- Define the product carefully, it is often not obvious but extremely important, and many types depends on the failure you are anlyzing.
- It is adviced to building the model without investing much effort into thinking about the type function. Replecate the functional reprecentation of the system first.
- Once you are ready, start thinking about how should the system may produce the failure that you are trying to solve. Reminder: the goal is to build the model of a failure.
- The process of building a functional model is a thinking process. Try treating it as a game, like a puzzle. Play with the parts, components & functions. Add components that you potentially missed, and remove the ones that no longer important.
It’s a thinking process and should be treated as such
When you think you are finished with building a model or at least getting close to it, it’s a good time to start looking into the results. The results are automatically calculated on the fly on any change of the model, so it is always up to date.
For the model shown above, the results look like this
This chart is showing the function and problematic ranks of every component that you have in your system. Components with the highest problematic rank are the ones contributing the most to the problem related to the problem. While the ones with the highest functional ranks benefit the product the most.
At this point, the rule is simple. If you want to solve a problem, you should reduce the effect of problematic components and increase the functional rank of others. However, the ideality concept suggests that you should try and remove problematic components altogether and delegate their functionality to other components, the most functional components.
In many cases, when you remove a component, you lose an important function. That means that you can build a contradiction:
If I remove component A, the problem will disappear but will lose some functionality.
Having a contradiction is great because we can solve this contradiction with a help of Inventive Principles tools.

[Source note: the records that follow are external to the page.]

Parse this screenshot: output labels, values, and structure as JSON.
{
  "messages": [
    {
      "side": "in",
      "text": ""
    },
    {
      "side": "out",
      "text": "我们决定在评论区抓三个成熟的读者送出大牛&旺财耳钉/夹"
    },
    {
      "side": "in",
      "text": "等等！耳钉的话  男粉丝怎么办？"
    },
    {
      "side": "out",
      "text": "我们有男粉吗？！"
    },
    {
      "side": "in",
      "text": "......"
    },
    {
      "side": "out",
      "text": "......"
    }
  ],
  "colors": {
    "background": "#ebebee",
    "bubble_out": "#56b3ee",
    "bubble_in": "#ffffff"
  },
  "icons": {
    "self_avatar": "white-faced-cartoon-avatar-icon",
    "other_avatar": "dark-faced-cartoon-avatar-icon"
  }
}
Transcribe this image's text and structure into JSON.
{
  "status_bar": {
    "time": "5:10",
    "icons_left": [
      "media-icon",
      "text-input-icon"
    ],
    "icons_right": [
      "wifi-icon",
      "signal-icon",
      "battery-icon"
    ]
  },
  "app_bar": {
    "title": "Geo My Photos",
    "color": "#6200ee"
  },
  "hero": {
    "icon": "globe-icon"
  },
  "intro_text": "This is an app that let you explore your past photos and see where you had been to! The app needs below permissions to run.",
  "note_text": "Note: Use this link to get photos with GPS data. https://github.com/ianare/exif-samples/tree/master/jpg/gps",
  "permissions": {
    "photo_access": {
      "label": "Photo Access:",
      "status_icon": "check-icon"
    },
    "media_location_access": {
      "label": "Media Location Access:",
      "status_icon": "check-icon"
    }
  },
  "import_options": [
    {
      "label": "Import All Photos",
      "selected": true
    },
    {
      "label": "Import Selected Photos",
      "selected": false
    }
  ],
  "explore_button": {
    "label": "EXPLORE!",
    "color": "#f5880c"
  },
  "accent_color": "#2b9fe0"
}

The conclusion tab is the place where you can document any conclusions that you have as a result of functional model analysis. This is a free format rich text editor. Similar to the system tab, you are welcome to have any information you feel is useful for you, your team, and your leadership. The conclusion will also be included in the final report with anything else related to your work with this tool.

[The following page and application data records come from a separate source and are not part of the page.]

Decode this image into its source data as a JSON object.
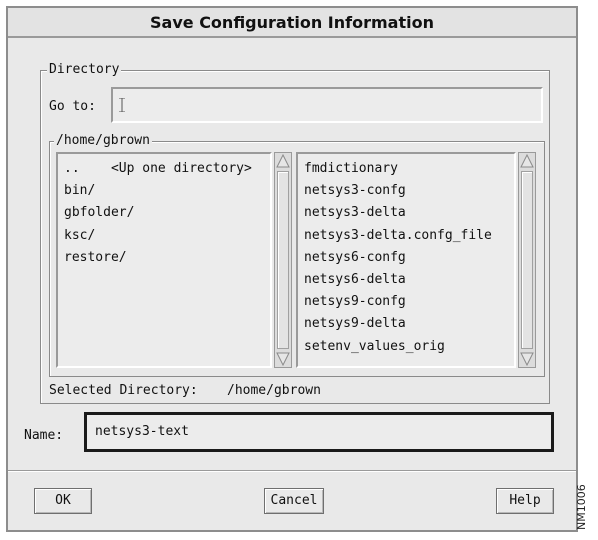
{
  "dialog": {
    "title": "Save Configuration Information"
  },
  "directory": {
    "legend": "Directory",
    "goto_label": "Go to:",
    "goto_value": "",
    "path_legend": "/home/gbrown",
    "folders": [
      "..    <Up one directory>",
      "bin/",
      "gbfolder/",
      "ksc/",
      "restore/"
    ],
    "files": [
      "fmdictionary",
      "netsys3-confg",
      "netsys3-delta",
      "netsys3-delta.confg_file",
      "netsys6-confg",
      "netsys6-delta",
      "netsys9-confg",
      "netsys9-delta",
      "setenv_values_orig"
    ],
    "selected_label": "Selected Directory:",
    "selected_value": "/home/gbrown"
  },
  "name": {
    "label": "Name:",
    "value": "netsys3-text"
  },
  "buttons": {
    "ok": "OK",
    "cancel": "Cancel",
    "help": "Help"
  },
  "figure_tag": "NM1006"
}
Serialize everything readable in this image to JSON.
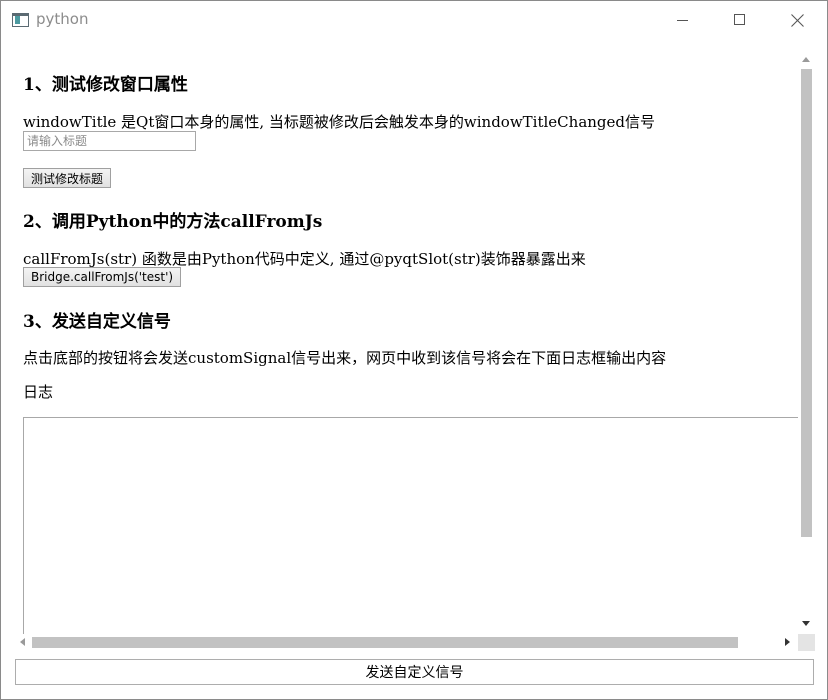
{
  "window": {
    "title": "python"
  },
  "page": {
    "section1": {
      "heading": "1、测试修改窗口属性",
      "description": "windowTitle 是Qt窗口本身的属性, 当标题被修改后会触发本身的windowTitleChanged信号",
      "input_placeholder": "请输入标题",
      "input_value": "",
      "button_label": "测试修改标题"
    },
    "section2": {
      "heading": "2、调用Python中的方法callFromJs",
      "description": "callFromJs(str) 函数是由Python代码中定义, 通过@pyqtSlot(str)装饰器暴露出来",
      "button_label": "Bridge.callFromJs('test')"
    },
    "section3": {
      "heading": "3、发送自定义信号",
      "description": "点击底部的按钮将会发送customSignal信号出来，网页中收到该信号将会在下面日志框输出内容",
      "log_label": "日志",
      "log_value": ""
    }
  },
  "bottom_button": {
    "label": "发送自定义信号"
  },
  "icons": {
    "app": "python-window-icon",
    "minimize": "minimize-icon",
    "maximize": "maximize-icon",
    "close": "close-icon"
  }
}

Tool controls & final notes
Like any other tool, functional model also has controls at the bottom of the page.
These controls are always visible while you are working on any tool.
Cancel & Delete button allows you to delete one particular use (instance) of a tool, in case you decided that you don’t need it.
Record an Idea button allows you to record an idea at a project level at any point in time. These ideas are collected in ideas manager.
Create New Task button allows you to create a new task without leaving a tool. Just imagine that, while working on a tool, you and your team decided that there is something that you need to do. This is how you would record that task.
Complete button allows you to complete the usage of a tool and lock all the related data. The data will stay available for viewing, but not for editing.
Contact us with any questions.